Here’s my two cents: Virality is a multiplier. But like any other “x-factor”, it can only make things valuable relative to how much they’re worth to begin with. A 10X booster can add 9 cents to a penny; or it can be worth $90 by turning a Hamilton into a Franklin.
BuzzFeed is among the best on the planet when it comes to this kind of multiplication. And when you’re that good, it only makes sense to start working on the base rate. That means beyond building buzz, the company needs to build a premium brand to attract premium advertisers to its core product and audience. In media, the best way to make a strong brand that attracts high dollars to begin with is with outstanding content.
I’ve been fascinated to see that at Wetpaint. We now see more than 12 million uniques monthly: nearly 6 million on our user-generated wiki platform; and 6+ million more on our premium Wetpaint Entertainment property. They both have great virality that helps them draw audience. But the original editorial in Wetpaint Entertainment makes the advertising worth even more – and it’s an even more valuable business model.

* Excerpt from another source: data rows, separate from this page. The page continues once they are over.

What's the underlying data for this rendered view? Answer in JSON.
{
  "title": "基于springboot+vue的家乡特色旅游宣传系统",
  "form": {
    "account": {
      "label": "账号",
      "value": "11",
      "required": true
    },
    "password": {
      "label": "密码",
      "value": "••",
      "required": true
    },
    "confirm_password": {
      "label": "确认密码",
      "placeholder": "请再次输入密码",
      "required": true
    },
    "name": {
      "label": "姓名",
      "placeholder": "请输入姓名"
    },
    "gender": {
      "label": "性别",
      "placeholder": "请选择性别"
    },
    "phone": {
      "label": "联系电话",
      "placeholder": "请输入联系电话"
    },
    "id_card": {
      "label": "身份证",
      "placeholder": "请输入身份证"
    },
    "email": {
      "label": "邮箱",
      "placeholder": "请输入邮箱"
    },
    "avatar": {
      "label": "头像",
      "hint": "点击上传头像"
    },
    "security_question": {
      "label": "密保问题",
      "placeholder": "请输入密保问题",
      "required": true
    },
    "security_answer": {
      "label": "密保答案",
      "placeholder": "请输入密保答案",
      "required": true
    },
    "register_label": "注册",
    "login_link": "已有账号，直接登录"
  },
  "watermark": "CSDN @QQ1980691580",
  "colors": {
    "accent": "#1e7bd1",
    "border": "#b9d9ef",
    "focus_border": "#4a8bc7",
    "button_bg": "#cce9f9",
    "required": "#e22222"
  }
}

Premium content plus social distribution means a high base, and a high multiplier on the business model. And it’s the perfect combination for a successful business model. Congratulations to Jonah and team for all the success they’re having!